Interface dataset entries:
----------------

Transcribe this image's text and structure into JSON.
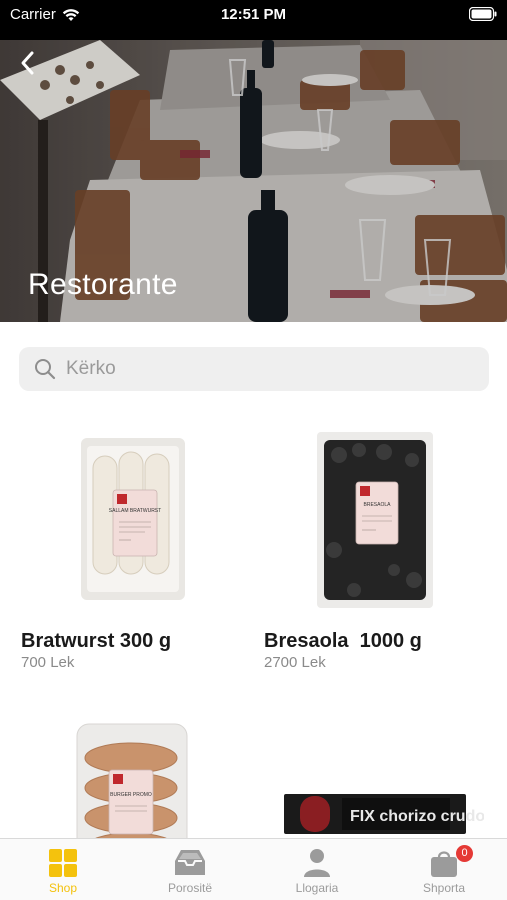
{
  "status_bar": {
    "carrier": "Carrier",
    "time": "12:51 PM"
  },
  "header": {
    "title": "Restorante",
    "back_icon": "chevron-left-icon"
  },
  "search": {
    "placeholder": "Kërko",
    "value": ""
  },
  "products": [
    {
      "name": "Bratwurst 300 g",
      "price": "700 Lek",
      "package_text": "SALLAM BRATWURST"
    },
    {
      "name": "Bresaola  1000 g",
      "price": "2700 Lek",
      "package_text": "BRESAOLA"
    },
    {
      "name": "",
      "price": "",
      "package_text": "BURGER PROMO"
    },
    {
      "name": "",
      "price": "",
      "package_text": "FIX chorizo crudo"
    }
  ],
  "tabbar": {
    "tabs": [
      {
        "label": "Shop",
        "icon": "grid-icon",
        "active": true
      },
      {
        "label": "Porositë",
        "icon": "tray-icon",
        "active": false
      },
      {
        "label": "Llogaria",
        "icon": "person-icon",
        "active": false
      },
      {
        "label": "Shporta",
        "icon": "bag-icon",
        "active": false,
        "badge": "0"
      }
    ]
  },
  "colors": {
    "accent": "#f4c20d",
    "badge": "#e53935",
    "search_bg": "#efefef"
  }
}
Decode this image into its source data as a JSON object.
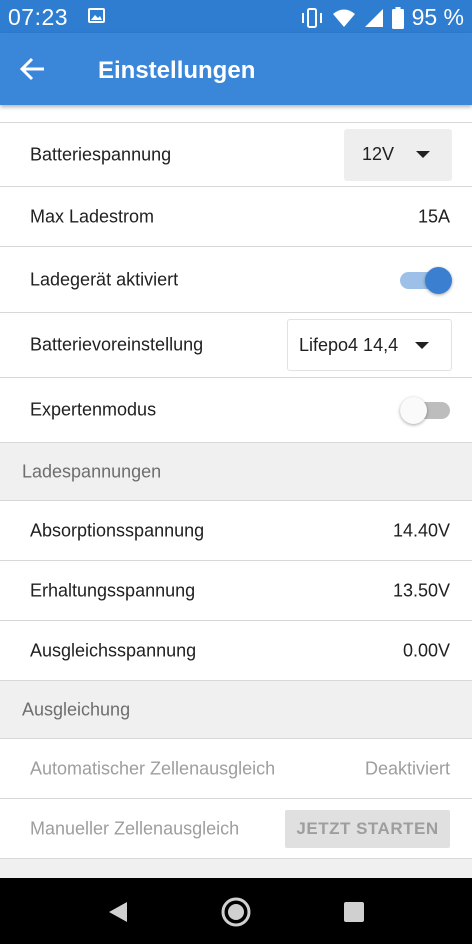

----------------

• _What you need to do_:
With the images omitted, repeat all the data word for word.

• _Your solution_:
Transcribe this image's text and structure into JSON.
{
  "status_bar": {
    "carrier": "Carrier",
    "time": "12:51 PM"
  },
  "header": {
    "title": "Restorante",
    "back_icon": "chevron-left-icon"
  },
  "search": {
    "placeholder": "Kërko",
    "value": ""
  },
  "products": [
    {
      "name": "Bratwurst 300 g",
      "price": "700 Lek",
      "package_text": "SALLAM BRATWURST"
    },
    {
      "name": "Bresaola  1000 g",
      "price": "2700 Lek",
      "package_text": "BRESAOLA"
    },
    {
      "name": "",
      "price": "",
      "package_text": "BURGER PROMO"
    },
    {
      "name": "",
      "price": "",
      "package_text": "FIX chorizo crudo"
    }
  ],
  "tabbar": {
    "tabs": [
      {
        "label": "Shop",
        "icon": "grid-icon",
        "active": true
      },
      {
        "label": "Porositë",
        "icon": "tray-icon",
        "active": false
      },
      {
        "label": "Llogaria",
        "icon": "person-icon",
        "active": false
      },
      {
        "label": "Shporta",
        "icon": "bag-icon",
        "active": false,
        "badge": "0"
      }
    ]
  },
  "colors": {
    "accent": "#f4c20d",
    "badge": "#e53935",
    "search_bg": "#efefef"
  }
}
Decode this image into its source data as a JSON object.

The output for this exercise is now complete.